In a VPLS solution, all PEs that provide VPLS services must be fully meshed using label switched paths (LSPs). N x (N – 1)/2 PWs must be established using signaling protocols between PEs for each VPLS service. The preceding solution cannot be applied on a large scale, because the PEs that provide virtual circuits (VCs) must copy packets, and each provider edge (PE) must broadcast the first unicast, broadcast and multicast packets to all the peers. This is a waste of bandwidth. In this situation, you can use hierarchical connections to reduce the burden of signaling protocols and packet replication and apply VPLS on a large scale.
The core of hierarchical virtual private LAN service (HVPLS) is to hierarchize the network. The network of each level is fully meshed. Devices of different levels are connected using PWs and forward data to each other without complying with the split horizon principle.
HVPLS is introduced to cope with the problem of VPLS full mesh and enhance the expansibility of VPLS networks.
Figure 1 shows a basic HVPLS model.
In a basic HVPLS model, PEs can be classified into the following types:
User-end PE (UPE): A customer convergence device that directly connects to CEs. A UPE needs to be connected to only one PE on a full-mesh VPLS network. A UPE supports routing and MPLS encapsulation. If a UPE connects to multiple CEs and possesses the basic bridge function, frame forwarding is performed only on the UPE. This implementation reduces the burden on SPEs.
SPE: A device that connects to UPEs and is located in the core of a full-mesh VPLS network.
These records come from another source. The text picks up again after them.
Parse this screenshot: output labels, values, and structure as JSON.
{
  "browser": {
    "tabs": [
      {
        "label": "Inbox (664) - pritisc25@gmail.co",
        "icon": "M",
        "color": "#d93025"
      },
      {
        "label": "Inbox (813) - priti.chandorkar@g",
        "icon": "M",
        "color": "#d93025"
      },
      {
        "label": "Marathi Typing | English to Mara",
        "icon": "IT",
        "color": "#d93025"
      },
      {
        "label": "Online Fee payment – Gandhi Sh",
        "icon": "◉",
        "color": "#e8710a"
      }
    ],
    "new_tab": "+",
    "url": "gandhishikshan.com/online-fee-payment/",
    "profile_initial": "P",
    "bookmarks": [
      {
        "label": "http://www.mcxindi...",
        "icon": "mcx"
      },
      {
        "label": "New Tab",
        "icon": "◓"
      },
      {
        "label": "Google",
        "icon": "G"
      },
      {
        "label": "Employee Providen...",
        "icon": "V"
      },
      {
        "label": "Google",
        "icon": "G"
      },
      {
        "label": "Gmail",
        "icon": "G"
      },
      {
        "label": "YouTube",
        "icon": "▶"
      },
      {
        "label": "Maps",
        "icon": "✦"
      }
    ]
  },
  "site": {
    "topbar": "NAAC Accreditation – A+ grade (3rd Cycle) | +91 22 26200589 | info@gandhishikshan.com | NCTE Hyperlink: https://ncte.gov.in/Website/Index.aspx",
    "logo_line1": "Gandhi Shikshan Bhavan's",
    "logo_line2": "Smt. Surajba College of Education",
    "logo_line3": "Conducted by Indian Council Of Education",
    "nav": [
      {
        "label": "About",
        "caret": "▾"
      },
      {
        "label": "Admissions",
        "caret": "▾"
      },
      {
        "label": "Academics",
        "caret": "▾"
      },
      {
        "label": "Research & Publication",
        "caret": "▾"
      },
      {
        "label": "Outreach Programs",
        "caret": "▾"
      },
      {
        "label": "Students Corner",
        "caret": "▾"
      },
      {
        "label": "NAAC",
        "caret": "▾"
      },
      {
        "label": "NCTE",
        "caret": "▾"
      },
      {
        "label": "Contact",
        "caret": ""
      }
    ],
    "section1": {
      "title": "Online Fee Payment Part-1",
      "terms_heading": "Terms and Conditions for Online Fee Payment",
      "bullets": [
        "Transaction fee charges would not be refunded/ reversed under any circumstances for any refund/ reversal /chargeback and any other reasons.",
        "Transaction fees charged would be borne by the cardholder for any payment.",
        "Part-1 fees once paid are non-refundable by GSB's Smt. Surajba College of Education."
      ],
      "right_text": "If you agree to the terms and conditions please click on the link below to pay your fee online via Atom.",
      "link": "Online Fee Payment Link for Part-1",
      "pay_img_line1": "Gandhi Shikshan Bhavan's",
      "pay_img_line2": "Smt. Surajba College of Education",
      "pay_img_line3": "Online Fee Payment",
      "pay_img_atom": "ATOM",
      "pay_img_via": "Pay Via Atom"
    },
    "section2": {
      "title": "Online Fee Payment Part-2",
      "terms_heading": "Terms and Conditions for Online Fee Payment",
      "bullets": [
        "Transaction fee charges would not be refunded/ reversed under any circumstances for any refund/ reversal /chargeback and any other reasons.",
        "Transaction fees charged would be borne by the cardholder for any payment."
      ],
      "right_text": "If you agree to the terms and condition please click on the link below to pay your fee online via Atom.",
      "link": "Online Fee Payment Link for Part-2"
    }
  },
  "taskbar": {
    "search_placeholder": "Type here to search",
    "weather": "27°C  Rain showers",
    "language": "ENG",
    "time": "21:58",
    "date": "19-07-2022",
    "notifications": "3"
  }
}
An SPE connects to all the devices on a full-mesh VPLS network.
From the perspective of an SPE, a UPE functions like a CE. In data forwarding, an SPE uses the PW established between itself and a UPE as an AC. The UPE adds double MPLS labels to packets sent by CEs. The outer label is an LSP label that is switched when a packet passes through devices on the access network. The inner label is a VC label that identifies a VC. The inner label remains unchanged when a packet is transmitted along an LSP. After receiving double-tagged packets, an SPE directly removes the outer label, a statically configured public network label and determines the VSI which the AC accesses based on the inner label.